#### Your objective:
Where a line in the listing contains the string "system", copy that line out.

#### Data in this exercise:

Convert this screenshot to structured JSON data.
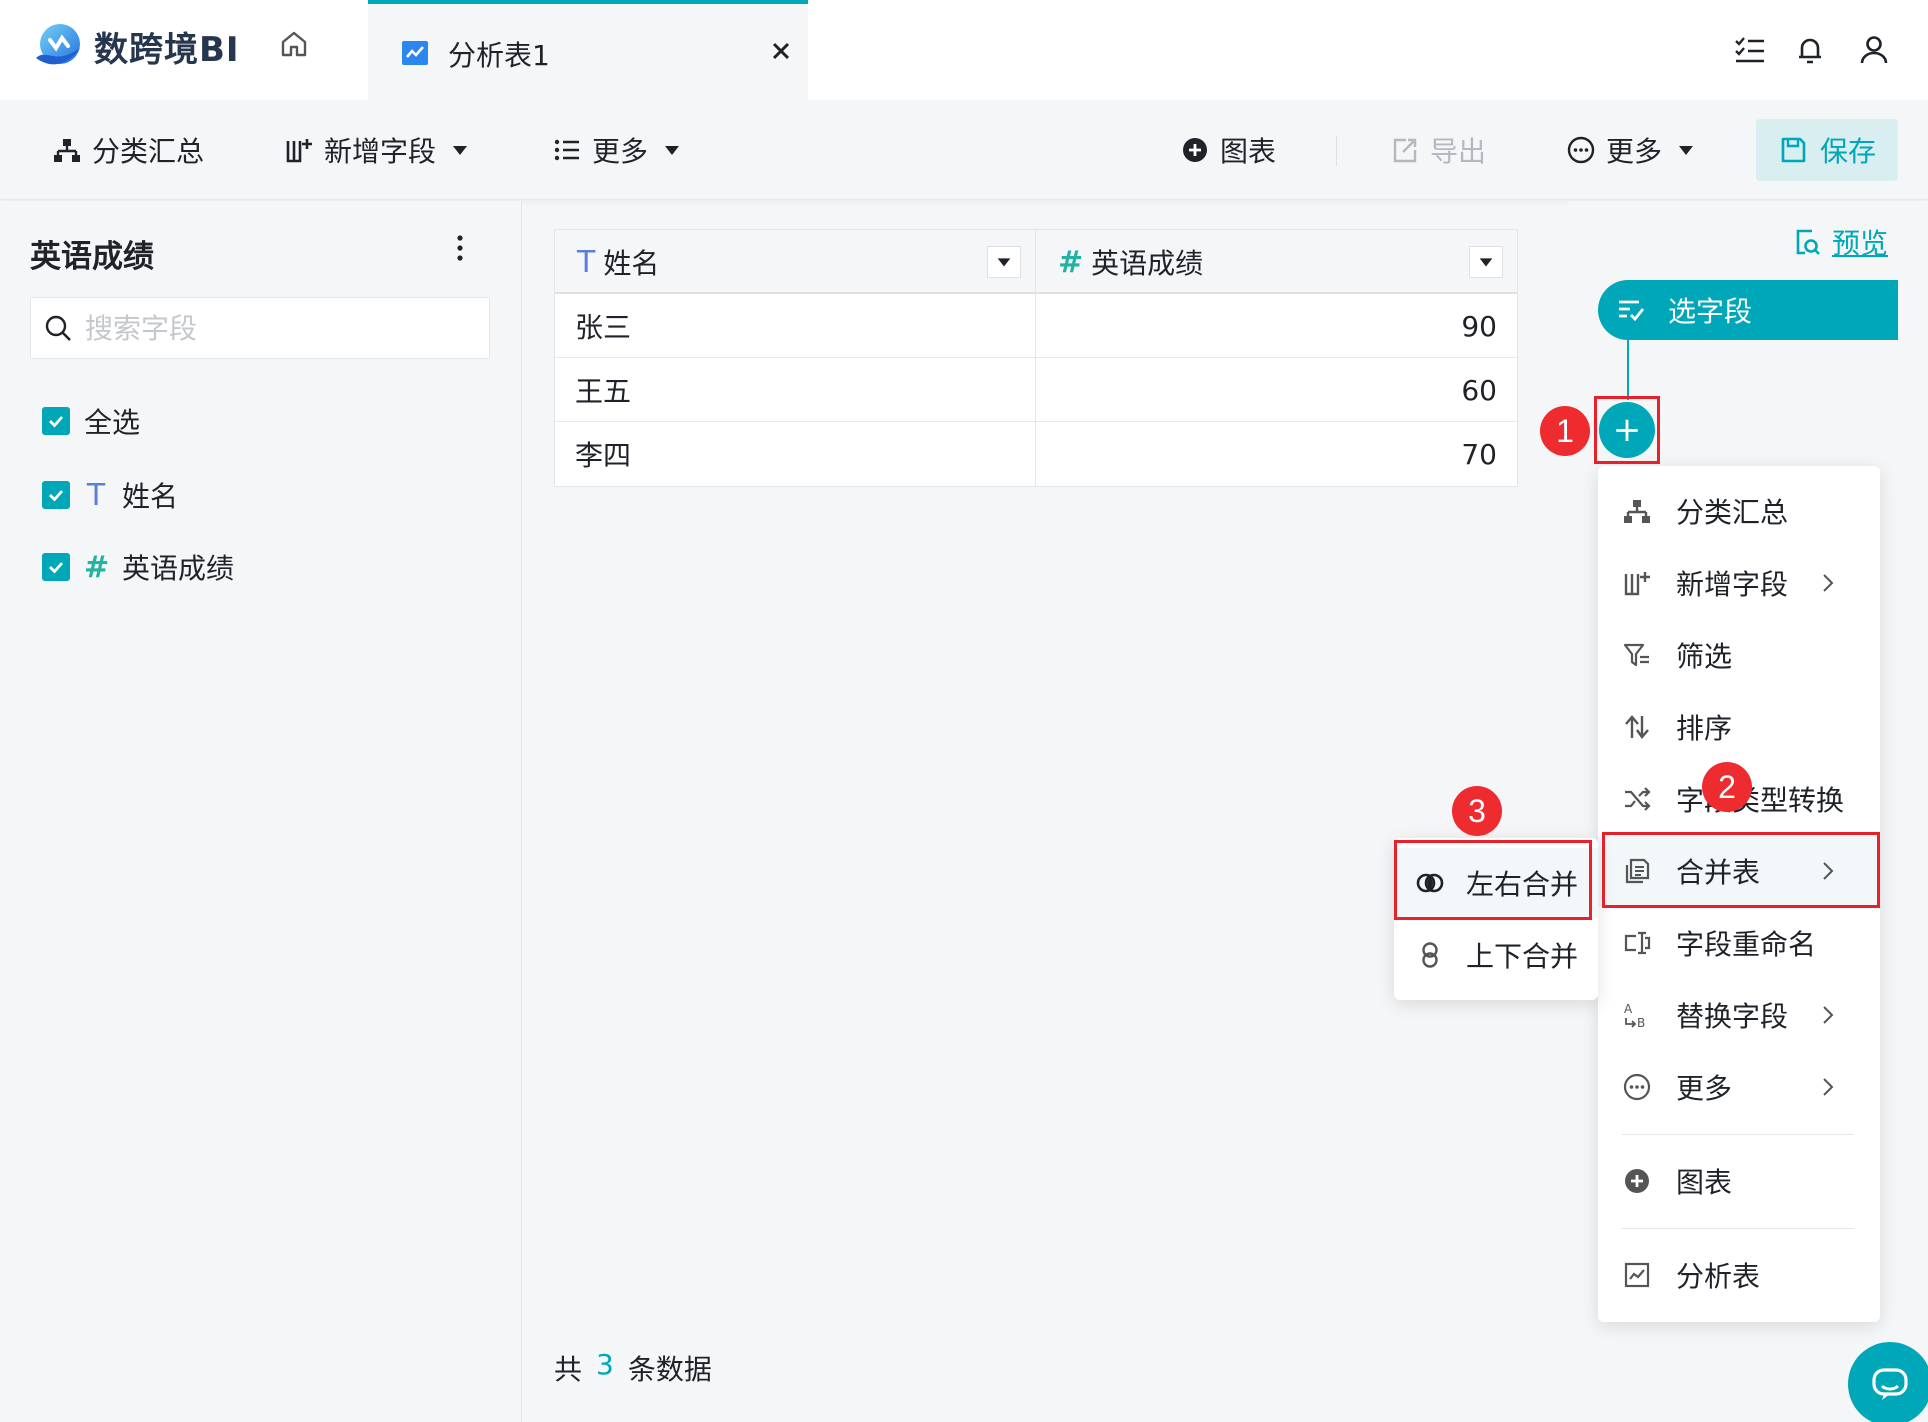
{
  "app": {
    "logo_text": "数跨境BI"
  },
  "tabs": [
    {
      "label": "分析表1"
    }
  ],
  "toolbar": {
    "group_summary": "分类汇总",
    "add_field": "新增字段",
    "more_left": "更多",
    "chart": "图表",
    "export": "导出",
    "more_right": "更多",
    "save": "保存"
  },
  "left_panel": {
    "title": "英语成绩",
    "search_placeholder": "搜索字段",
    "select_all": "全选",
    "fields": [
      {
        "type": "T",
        "name": "姓名"
      },
      {
        "type": "#",
        "name": "英语成绩"
      }
    ]
  },
  "table": {
    "columns": [
      {
        "type": "T",
        "name": "姓名"
      },
      {
        "type": "#",
        "name": "英语成绩"
      }
    ],
    "rows": [
      [
        "张三",
        "90"
      ],
      [
        "王五",
        "60"
      ],
      [
        "李四",
        "70"
      ]
    ],
    "footer": {
      "prefix": "共",
      "count": "3",
      "suffix": "条数据"
    }
  },
  "flow": {
    "preview": "预览",
    "step_select": "选字段",
    "add": "+"
  },
  "menu": {
    "items": [
      {
        "label": "分类汇总",
        "icon": "hierarchy-icon"
      },
      {
        "label": "新增字段",
        "icon": "add-column-icon",
        "submenu": true
      },
      {
        "label": "筛选",
        "icon": "filter-icon"
      },
      {
        "label": "排序",
        "icon": "sort-icon"
      },
      {
        "label": "字段类型转换",
        "icon": "shuffle-icon"
      },
      {
        "label": "合并表",
        "icon": "merge-table-icon",
        "submenu": true
      },
      {
        "label": "字段重命名",
        "icon": "rename-icon"
      },
      {
        "label": "替换字段",
        "icon": "replace-icon",
        "submenu": true
      },
      {
        "label": "更多",
        "icon": "more-circle-icon",
        "submenu": true
      },
      {
        "label": "图表",
        "icon": "plus-circle-icon"
      },
      {
        "label": "分析表",
        "icon": "analysis-table-icon"
      }
    ]
  },
  "submenu": {
    "items": [
      {
        "label": "左右合并",
        "icon": "horizontal-merge-icon"
      },
      {
        "label": "上下合并",
        "icon": "vertical-merge-icon"
      }
    ]
  },
  "annotations": [
    "1",
    "2",
    "3"
  ],
  "colors": {
    "accent": "#00a7b8",
    "highlight": "#e8202a",
    "badge": "#ee2b2f"
  }
}
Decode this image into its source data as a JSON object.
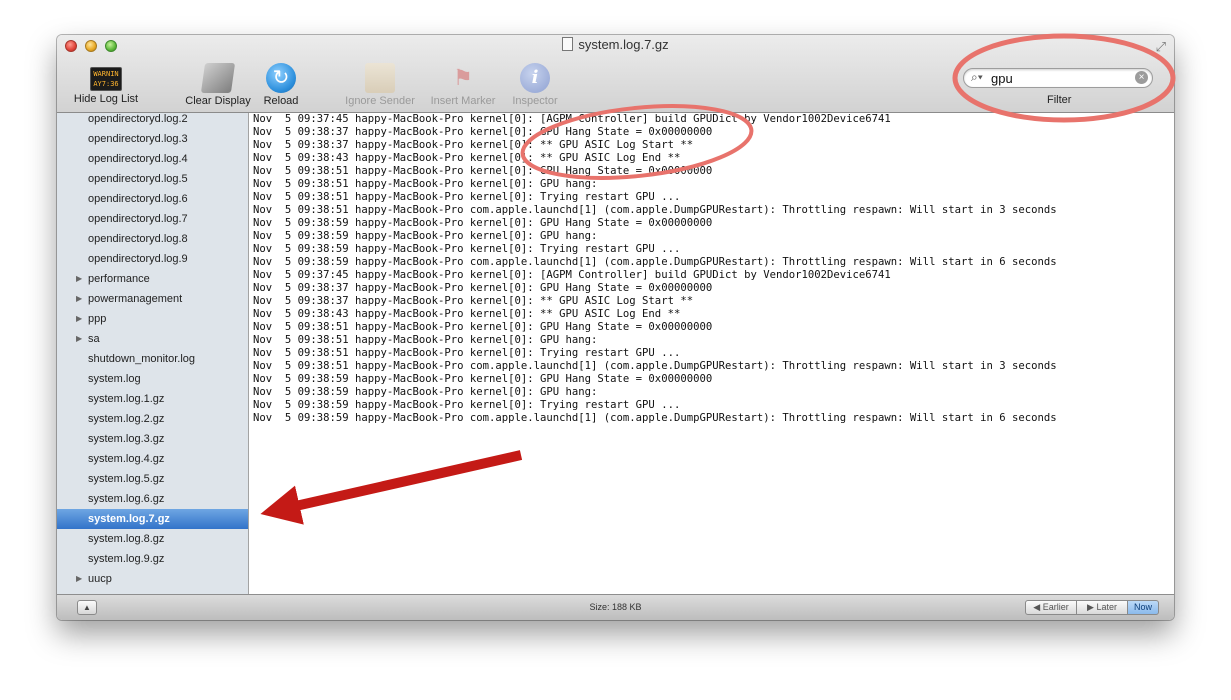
{
  "window": {
    "title": "system.log.7.gz"
  },
  "toolbar": {
    "hide_log_list": "Hide Log List",
    "console_icon_text": "WARNIN\nAY7:36",
    "clear_display": "Clear Display",
    "reload": "Reload",
    "ignore_sender": "Ignore Sender",
    "insert_marker": "Insert Marker",
    "inspector": "Inspector",
    "inspector_glyph": "i",
    "search_value": "gpu",
    "filter_label": "Filter"
  },
  "sidebar": {
    "items": [
      {
        "label": "opendirectoryd.log.2",
        "disclosure": false,
        "selected": false
      },
      {
        "label": "opendirectoryd.log.3",
        "disclosure": false,
        "selected": false
      },
      {
        "label": "opendirectoryd.log.4",
        "disclosure": false,
        "selected": false
      },
      {
        "label": "opendirectoryd.log.5",
        "disclosure": false,
        "selected": false
      },
      {
        "label": "opendirectoryd.log.6",
        "disclosure": false,
        "selected": false
      },
      {
        "label": "opendirectoryd.log.7",
        "disclosure": false,
        "selected": false
      },
      {
        "label": "opendirectoryd.log.8",
        "disclosure": false,
        "selected": false
      },
      {
        "label": "opendirectoryd.log.9",
        "disclosure": false,
        "selected": false
      },
      {
        "label": "performance",
        "disclosure": true,
        "selected": false
      },
      {
        "label": "powermanagement",
        "disclosure": true,
        "selected": false
      },
      {
        "label": "ppp",
        "disclosure": true,
        "selected": false
      },
      {
        "label": "sa",
        "disclosure": true,
        "selected": false
      },
      {
        "label": "shutdown_monitor.log",
        "disclosure": false,
        "selected": false
      },
      {
        "label": "system.log",
        "disclosure": false,
        "selected": false
      },
      {
        "label": "system.log.1.gz",
        "disclosure": false,
        "selected": false
      },
      {
        "label": "system.log.2.gz",
        "disclosure": false,
        "selected": false
      },
      {
        "label": "system.log.3.gz",
        "disclosure": false,
        "selected": false
      },
      {
        "label": "system.log.4.gz",
        "disclosure": false,
        "selected": false
      },
      {
        "label": "system.log.5.gz",
        "disclosure": false,
        "selected": false
      },
      {
        "label": "system.log.6.gz",
        "disclosure": false,
        "selected": false
      },
      {
        "label": "system.log.7.gz",
        "disclosure": false,
        "selected": true
      },
      {
        "label": "system.log.8.gz",
        "disclosure": false,
        "selected": false
      },
      {
        "label": "system.log.9.gz",
        "disclosure": false,
        "selected": false
      },
      {
        "label": "uucp",
        "disclosure": true,
        "selected": false
      }
    ]
  },
  "log_lines": [
    "Nov  5 09:37:45 happy-MacBook-Pro kernel[0]: [AGPM Controller] build GPUDict by Vendor1002Device6741",
    "Nov  5 09:38:37 happy-MacBook-Pro kernel[0]: GPU Hang State = 0x00000000",
    "Nov  5 09:38:37 happy-MacBook-Pro kernel[0]: ** GPU ASIC Log Start **",
    "Nov  5 09:38:43 happy-MacBook-Pro kernel[0]: ** GPU ASIC Log End **",
    "Nov  5 09:38:51 happy-MacBook-Pro kernel[0]: GPU Hang State = 0x00000000",
    "Nov  5 09:38:51 happy-MacBook-Pro kernel[0]: GPU hang:",
    "Nov  5 09:38:51 happy-MacBook-Pro kernel[0]: Trying restart GPU ...",
    "Nov  5 09:38:51 happy-MacBook-Pro com.apple.launchd[1] (com.apple.DumpGPURestart): Throttling respawn: Will start in 3 seconds",
    "Nov  5 09:38:59 happy-MacBook-Pro kernel[0]: GPU Hang State = 0x00000000",
    "Nov  5 09:38:59 happy-MacBook-Pro kernel[0]: GPU hang:",
    "Nov  5 09:38:59 happy-MacBook-Pro kernel[0]: Trying restart GPU ...",
    "Nov  5 09:38:59 happy-MacBook-Pro com.apple.launchd[1] (com.apple.DumpGPURestart): Throttling respawn: Will start in 6 seconds",
    "Nov  5 09:37:45 happy-MacBook-Pro kernel[0]: [AGPM Controller] build GPUDict by Vendor1002Device6741",
    "Nov  5 09:38:37 happy-MacBook-Pro kernel[0]: GPU Hang State = 0x00000000",
    "Nov  5 09:38:37 happy-MacBook-Pro kernel[0]: ** GPU ASIC Log Start **",
    "Nov  5 09:38:43 happy-MacBook-Pro kernel[0]: ** GPU ASIC Log End **",
    "Nov  5 09:38:51 happy-MacBook-Pro kernel[0]: GPU Hang State = 0x00000000",
    "Nov  5 09:38:51 happy-MacBook-Pro kernel[0]: GPU hang:",
    "Nov  5 09:38:51 happy-MacBook-Pro kernel[0]: Trying restart GPU ...",
    "Nov  5 09:38:51 happy-MacBook-Pro com.apple.launchd[1] (com.apple.DumpGPURestart): Throttling respawn: Will start in 3 seconds",
    "Nov  5 09:38:59 happy-MacBook-Pro kernel[0]: GPU Hang State = 0x00000000",
    "Nov  5 09:38:59 happy-MacBook-Pro kernel[0]: GPU hang:",
    "Nov  5 09:38:59 happy-MacBook-Pro kernel[0]: Trying restart GPU ...",
    "Nov  5 09:38:59 happy-MacBook-Pro com.apple.launchd[1] (com.apple.DumpGPURestart): Throttling respawn: Will start in 6 seconds"
  ],
  "statusbar": {
    "size": "Size: 188 KB",
    "earlier": "Earlier",
    "later": "Later",
    "now": "Now"
  },
  "annotations": {
    "highlight_color": "#e8736c",
    "arrow_color": "#c41a16"
  },
  "icons": {
    "toggle": "sidebar-toggle-icon",
    "search": "search-icon",
    "clear": "clear-search-icon",
    "reload": "reload-icon",
    "marker": "flag-icon",
    "inspector": "info-icon"
  }
}
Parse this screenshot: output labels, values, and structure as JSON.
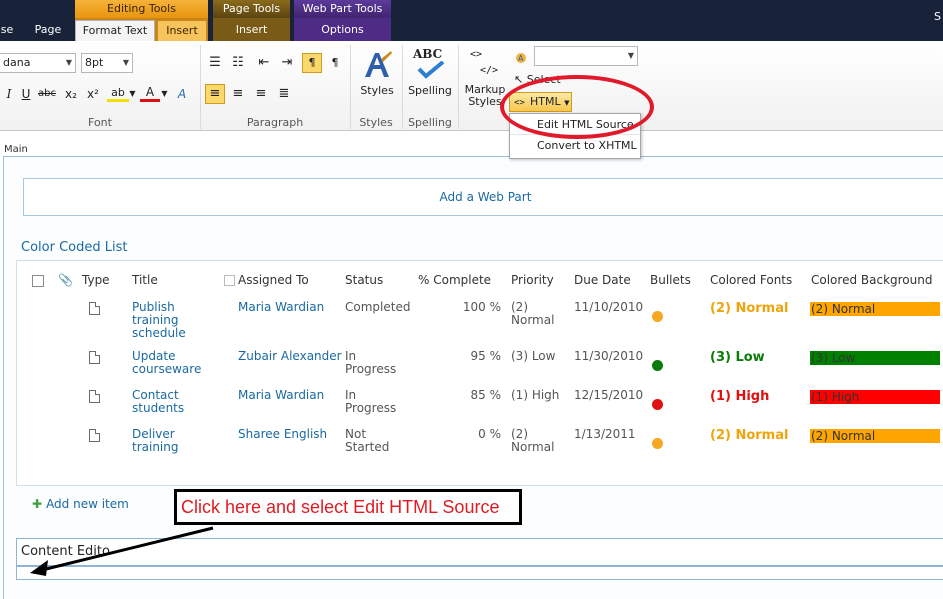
{
  "tabs": {
    "context": {
      "editing_tools": "Editing Tools",
      "page_tools": "Page Tools",
      "web_part_tools": "Web Part Tools"
    },
    "browse_partial": "se",
    "page": "Page",
    "format_text": "Format Text",
    "insert_editing": "Insert",
    "insert_page": "Insert",
    "options": "Options",
    "user_partial": "S"
  },
  "ribbon": {
    "font": {
      "label": "Font",
      "family_value": "dana",
      "size_value": "8pt",
      "buttons": [
        "I",
        "U",
        "abc",
        "x₂",
        "x²",
        "ab",
        "A",
        "A"
      ]
    },
    "paragraph": {
      "label": "Paragraph"
    },
    "styles": {
      "label": "Styles",
      "button": "Styles"
    },
    "spelling": {
      "label": "Spelling",
      "button": "Spelling",
      "icon_text": "ABC"
    },
    "markup": {
      "button_line1": "Markup",
      "button_line2": "Styles",
      "select_label": "Select",
      "html_button": "HTML",
      "html_icon": "<>",
      "markup_icon_top": "<>",
      "markup_icon_bottom": "</>",
      "menu": [
        "Edit HTML Source",
        "Convert to XHTML"
      ]
    }
  },
  "page": {
    "zone_label": "Main",
    "add_web_part": "Add a Web Part"
  },
  "list": {
    "title": "Color Coded List",
    "columns": [
      "Type",
      "Title",
      "Assigned To",
      "Status",
      "% Complete",
      "Priority",
      "Due Date",
      "Bullets",
      "Colored Fonts",
      "Colored Background"
    ],
    "rows": [
      {
        "title": [
          "Publish",
          "training",
          "schedule"
        ],
        "assigned": "Maria Wardian",
        "status": [
          "Completed"
        ],
        "complete": "100 %",
        "priority": [
          "(2)",
          "Normal"
        ],
        "due": "11/10/2010",
        "bullet_color": "#f5a623",
        "font_text": "(2) Normal",
        "font_color": "#f0a30a",
        "bg_text": "(2) Normal",
        "bg_color": "#ffa500"
      },
      {
        "title": [
          "Update",
          "courseware"
        ],
        "assigned": "Zubair Alexander",
        "status": [
          "In",
          "Progress"
        ],
        "complete": "95 %",
        "priority": [
          "(3) Low"
        ],
        "due": "11/30/2010",
        "bullet_color": "#0a7a0a",
        "font_text": "(3) Low",
        "font_color": "#0a7a0a",
        "bg_text": "(3) Low",
        "bg_color": "#008000"
      },
      {
        "title": [
          "Contact",
          "students"
        ],
        "assigned": "Maria Wardian",
        "status": [
          "In",
          "Progress"
        ],
        "complete": "85 %",
        "priority": [
          "(1) High"
        ],
        "due": "12/15/2010",
        "bullet_color": "#e01010",
        "font_text": "(1) High",
        "font_color": "#e01010",
        "bg_text": "(1) High",
        "bg_color": "#ff0000"
      },
      {
        "title": [
          "Deliver",
          "training"
        ],
        "assigned": "Sharee English",
        "status": [
          "Not",
          "Started"
        ],
        "complete": "0 %",
        "priority": [
          "(2)",
          "Normal"
        ],
        "due": "1/13/2011",
        "bullet_color": "#f5a623",
        "font_text": "(2) Normal",
        "font_color": "#f0a30a",
        "bg_text": "(2) Normal",
        "bg_color": "#ffa500"
      }
    ],
    "add_new": "Add new item"
  },
  "annotation": {
    "callout": "Click here and select Edit HTML Source"
  },
  "content_editor": {
    "title": "Content Edito"
  }
}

#### Your solution:
    "title": "system.log.7.gz"
        "label": "system.log",
        "label": "system.log.1.gz",
        "label": "system.log.2.gz",
        "label": "system.log.3.gz",
        "label": "system.log.4.gz",
        "label": "system.log.5.gz",
        "label": "system.log.6.gz",
        "label": "system.log.7.gz",
        "label": "system.log.8.gz",
        "label": "system.log.9.gz",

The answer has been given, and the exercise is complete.